Top of Data in this exercise

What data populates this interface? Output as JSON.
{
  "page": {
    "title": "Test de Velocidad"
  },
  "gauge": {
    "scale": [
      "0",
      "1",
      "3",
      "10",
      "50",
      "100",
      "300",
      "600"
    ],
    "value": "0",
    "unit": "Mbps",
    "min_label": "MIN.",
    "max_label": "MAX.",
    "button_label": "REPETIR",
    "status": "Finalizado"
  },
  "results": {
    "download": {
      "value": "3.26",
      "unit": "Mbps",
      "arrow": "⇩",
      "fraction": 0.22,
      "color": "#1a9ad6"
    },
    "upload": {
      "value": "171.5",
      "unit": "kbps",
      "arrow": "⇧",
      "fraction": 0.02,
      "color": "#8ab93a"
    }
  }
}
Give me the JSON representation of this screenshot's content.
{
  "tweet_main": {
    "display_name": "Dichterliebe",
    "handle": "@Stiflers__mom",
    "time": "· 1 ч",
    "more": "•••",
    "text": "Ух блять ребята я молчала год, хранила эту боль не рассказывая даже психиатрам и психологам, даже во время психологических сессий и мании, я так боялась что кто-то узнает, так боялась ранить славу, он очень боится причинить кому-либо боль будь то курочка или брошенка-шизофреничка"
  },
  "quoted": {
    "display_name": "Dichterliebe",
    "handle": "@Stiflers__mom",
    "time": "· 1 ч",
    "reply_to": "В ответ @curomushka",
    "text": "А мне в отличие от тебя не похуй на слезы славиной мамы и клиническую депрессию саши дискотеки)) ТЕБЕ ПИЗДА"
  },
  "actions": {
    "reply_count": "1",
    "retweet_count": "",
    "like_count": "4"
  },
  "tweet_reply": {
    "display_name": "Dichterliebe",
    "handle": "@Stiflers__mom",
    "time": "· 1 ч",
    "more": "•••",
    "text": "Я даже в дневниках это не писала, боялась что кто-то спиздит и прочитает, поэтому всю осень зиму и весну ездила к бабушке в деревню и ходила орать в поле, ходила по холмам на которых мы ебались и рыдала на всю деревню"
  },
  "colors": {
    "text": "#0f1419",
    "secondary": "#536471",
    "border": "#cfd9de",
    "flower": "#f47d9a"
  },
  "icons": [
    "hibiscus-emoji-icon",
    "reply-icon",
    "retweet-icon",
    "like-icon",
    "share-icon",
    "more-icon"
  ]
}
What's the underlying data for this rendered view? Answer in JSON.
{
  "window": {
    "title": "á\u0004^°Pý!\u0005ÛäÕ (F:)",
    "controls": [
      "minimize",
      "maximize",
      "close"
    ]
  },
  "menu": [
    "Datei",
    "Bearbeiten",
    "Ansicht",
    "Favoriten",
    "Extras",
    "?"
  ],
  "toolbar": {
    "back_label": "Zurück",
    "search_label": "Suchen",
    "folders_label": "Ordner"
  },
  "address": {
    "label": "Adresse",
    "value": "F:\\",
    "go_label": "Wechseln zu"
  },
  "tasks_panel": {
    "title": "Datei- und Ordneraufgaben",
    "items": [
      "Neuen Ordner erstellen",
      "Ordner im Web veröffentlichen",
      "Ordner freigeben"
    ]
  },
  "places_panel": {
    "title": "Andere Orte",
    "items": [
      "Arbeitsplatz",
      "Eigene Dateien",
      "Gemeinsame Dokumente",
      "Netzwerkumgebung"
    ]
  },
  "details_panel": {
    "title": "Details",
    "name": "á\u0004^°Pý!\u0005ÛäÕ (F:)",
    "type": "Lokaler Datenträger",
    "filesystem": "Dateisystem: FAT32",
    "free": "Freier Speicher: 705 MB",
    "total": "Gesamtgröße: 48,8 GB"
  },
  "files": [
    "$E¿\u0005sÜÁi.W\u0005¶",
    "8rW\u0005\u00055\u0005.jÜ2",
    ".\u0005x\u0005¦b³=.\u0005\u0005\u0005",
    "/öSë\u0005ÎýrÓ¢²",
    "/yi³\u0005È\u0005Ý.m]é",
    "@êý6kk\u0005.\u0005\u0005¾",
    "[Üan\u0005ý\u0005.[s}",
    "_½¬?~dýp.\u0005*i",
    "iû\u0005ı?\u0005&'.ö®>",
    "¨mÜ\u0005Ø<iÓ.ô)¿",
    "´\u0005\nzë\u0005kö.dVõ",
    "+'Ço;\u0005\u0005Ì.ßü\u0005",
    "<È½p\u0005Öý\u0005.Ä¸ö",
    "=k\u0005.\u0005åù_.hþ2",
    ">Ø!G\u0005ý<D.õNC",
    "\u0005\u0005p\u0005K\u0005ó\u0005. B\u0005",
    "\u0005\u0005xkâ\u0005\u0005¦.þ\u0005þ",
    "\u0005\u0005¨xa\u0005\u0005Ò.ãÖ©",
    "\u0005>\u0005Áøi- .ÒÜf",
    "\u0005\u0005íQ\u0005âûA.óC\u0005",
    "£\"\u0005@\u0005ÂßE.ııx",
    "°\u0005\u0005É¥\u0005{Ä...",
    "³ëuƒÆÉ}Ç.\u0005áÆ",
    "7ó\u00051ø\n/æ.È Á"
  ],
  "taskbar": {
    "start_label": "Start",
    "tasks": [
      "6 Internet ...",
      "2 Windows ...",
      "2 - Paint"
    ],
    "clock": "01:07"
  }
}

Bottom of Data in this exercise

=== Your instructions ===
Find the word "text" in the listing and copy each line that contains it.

=== Finished exercise ===
    "text": "Ух блять ребята я молчала год, хранила эту боль не рассказывая даже психиатрам и психологам, даже во время психологических сессий и мании, я так боялась что кто-то узнает, так боялась ранить славу, он очень боится причинить кому-либо боль будь то курочка или брошенка-шизофреничка"
    "text": "А мне в отличие от тебя не похуй на слезы славиной мамы и клиническую депрессию саши дискотеки)) ТЕБЕ ПИЗДА"
    "text": "Я даже в дневниках это не писала, боялась что кто-то спиздит и прочитает, поэтому всю осень зиму и весну ездила к бабушке в деревню и ходила орать в поле, ходила по холмам на которых мы ебались и рыдала на всю деревню"
    "text": "#0f1419",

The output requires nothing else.